* **Prompt**
When you reach the records below, output each one exactly.

* **Records supplied**
-------------------------
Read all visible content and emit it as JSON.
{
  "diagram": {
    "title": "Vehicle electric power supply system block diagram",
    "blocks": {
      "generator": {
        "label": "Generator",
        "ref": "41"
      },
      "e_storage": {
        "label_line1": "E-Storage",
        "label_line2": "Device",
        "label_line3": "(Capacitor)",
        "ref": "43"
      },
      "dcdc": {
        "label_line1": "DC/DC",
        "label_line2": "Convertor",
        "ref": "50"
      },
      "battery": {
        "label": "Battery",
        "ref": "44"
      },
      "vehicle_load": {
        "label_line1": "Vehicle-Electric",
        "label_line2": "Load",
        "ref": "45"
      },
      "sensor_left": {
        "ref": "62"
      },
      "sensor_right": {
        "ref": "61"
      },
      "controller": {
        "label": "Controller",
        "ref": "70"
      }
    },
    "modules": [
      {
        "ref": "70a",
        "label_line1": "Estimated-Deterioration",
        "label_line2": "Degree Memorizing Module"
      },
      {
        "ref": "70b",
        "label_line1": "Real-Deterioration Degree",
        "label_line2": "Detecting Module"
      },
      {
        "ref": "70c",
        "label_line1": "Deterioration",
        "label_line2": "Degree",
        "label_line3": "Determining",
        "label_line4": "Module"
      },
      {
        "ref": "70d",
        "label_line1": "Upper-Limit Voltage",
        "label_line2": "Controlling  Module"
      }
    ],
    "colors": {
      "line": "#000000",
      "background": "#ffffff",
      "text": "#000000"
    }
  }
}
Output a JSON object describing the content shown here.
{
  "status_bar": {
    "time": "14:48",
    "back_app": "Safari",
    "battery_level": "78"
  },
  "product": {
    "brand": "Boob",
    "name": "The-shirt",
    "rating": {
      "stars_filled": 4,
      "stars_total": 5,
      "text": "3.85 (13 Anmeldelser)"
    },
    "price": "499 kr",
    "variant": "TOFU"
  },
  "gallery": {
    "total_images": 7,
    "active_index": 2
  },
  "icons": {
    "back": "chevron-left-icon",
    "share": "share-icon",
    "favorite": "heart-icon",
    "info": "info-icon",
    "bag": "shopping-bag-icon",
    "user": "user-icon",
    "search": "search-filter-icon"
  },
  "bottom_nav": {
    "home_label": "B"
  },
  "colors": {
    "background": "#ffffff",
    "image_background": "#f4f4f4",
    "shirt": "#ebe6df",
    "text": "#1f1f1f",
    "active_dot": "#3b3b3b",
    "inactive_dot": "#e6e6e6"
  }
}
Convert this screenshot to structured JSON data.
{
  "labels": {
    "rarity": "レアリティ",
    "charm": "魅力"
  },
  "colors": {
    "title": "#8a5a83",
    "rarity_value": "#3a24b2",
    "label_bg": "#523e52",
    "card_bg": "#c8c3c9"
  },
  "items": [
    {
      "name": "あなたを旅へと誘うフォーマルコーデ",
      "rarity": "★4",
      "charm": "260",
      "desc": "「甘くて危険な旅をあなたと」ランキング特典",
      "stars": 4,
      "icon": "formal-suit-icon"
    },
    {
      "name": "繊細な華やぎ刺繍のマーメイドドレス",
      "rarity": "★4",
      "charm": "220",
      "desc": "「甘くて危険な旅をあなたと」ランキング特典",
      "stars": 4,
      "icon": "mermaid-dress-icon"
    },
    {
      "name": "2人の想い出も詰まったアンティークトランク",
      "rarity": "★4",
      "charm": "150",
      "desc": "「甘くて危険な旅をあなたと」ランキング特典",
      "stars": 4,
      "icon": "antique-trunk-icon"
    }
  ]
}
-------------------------
* **Task result**
Read all visible content and emit it as JSON.
{
  "diagram": {
    "title": "Vehicle electric power supply system block diagram",
    "blocks": {
      "generator": {
        "label": "Generator",
        "ref": "41"
      },
      "e_storage": {
        "label_line1": "E-Storage",
        "label_line2": "Device",
        "label_line3": "(Capacitor)",
        "ref": "43"
      },
      "dcdc": {
        "label_line1": "DC/DC",
        "label_line2": "Convertor",
        "ref": "50"
      },
      "battery": {
        "label": "Battery",
        "ref": "44"
      },
      "vehicle_load": {
        "label_line1": "Vehicle-Electric",
        "label_line2": "Load",
        "ref": "45"
      },
      "sensor_left": {
        "ref": "62"
      },
      "sensor_right": {
        "ref": "61"
      },
      "controller": {
        "label": "Controller",
        "ref": "70"
      }
    },
    "modules": [
      {
        "ref": "70a",
        "label_line1": "Estimated-Deterioration",
        "label_line2": "Degree Memorizing Module"
      },
      {
        "ref": "70b",
        "label_line1": "Real-Deterioration Degree",
        "label_line2": "Detecting Module"
      },
      {
        "ref": "70c",
        "label_line1": "Deterioration",
        "label_line2": "Degree",
        "label_line3": "Determining",
        "label_line4": "Module"
      },
      {
        "ref": "70d",
        "label_line1": "Upper-Limit Voltage",
        "label_line2": "Controlling  Module"
      }
    ],
    "colors": {
      "line": "#000000",
      "background": "#ffffff",
      "text": "#000000"
    }
  }
}
Output a JSON object describing the content shown here.
{
  "status_bar": {
    "time": "14:48",
    "back_app": "Safari",
    "battery_level": "78"
  },
  "product": {
    "brand": "Boob",
    "name": "The-shirt",
    "rating": {
      "stars_filled": 4,
      "stars_total": 5,
      "text": "3.85 (13 Anmeldelser)"
    },
    "price": "499 kr",
    "variant": "TOFU"
  },
  "gallery": {
    "total_images": 7,
    "active_index": 2
  },
  "icons": {
    "back": "chevron-left-icon",
    "share": "share-icon",
    "favorite": "heart-icon",
    "info": "info-icon",
    "bag": "shopping-bag-icon",
    "user": "user-icon",
    "search": "search-filter-icon"
  },
  "bottom_nav": {
    "home_label": "B"
  },
  "colors": {
    "background": "#ffffff",
    "image_background": "#f4f4f4",
    "shirt": "#ebe6df",
    "text": "#1f1f1f",
    "active_dot": "#3b3b3b",
    "inactive_dot": "#e6e6e6"
  }
}
Convert this screenshot to structured JSON data.
{
  "labels": {
    "rarity": "レアリティ",
    "charm": "魅力"
  },
  "colors": {
    "title": "#8a5a83",
    "rarity_value": "#3a24b2",
    "label_bg": "#523e52",
    "card_bg": "#c8c3c9"
  },
  "items": [
    {
      "name": "あなたを旅へと誘うフォーマルコーデ",
      "rarity": "★4",
      "charm": "260",
      "desc": "「甘くて危険な旅をあなたと」ランキング特典",
      "stars": 4,
      "icon": "formal-suit-icon"
    },
    {
      "name": "繊細な華やぎ刺繍のマーメイドドレス",
      "rarity": "★4",
      "charm": "220",
      "desc": "「甘くて危険な旅をあなたと」ランキング特典",
      "stars": 4,
      "icon": "mermaid-dress-icon"
    },
    {
      "name": "2人の想い出も詰まったアンティークトランク",
      "rarity": "★4",
      "charm": "150",
      "desc": "「甘くて危険な旅をあなたと」ランキング特典",
      "stars": 4,
      "icon": "antique-trunk-icon"
    }
  ]
}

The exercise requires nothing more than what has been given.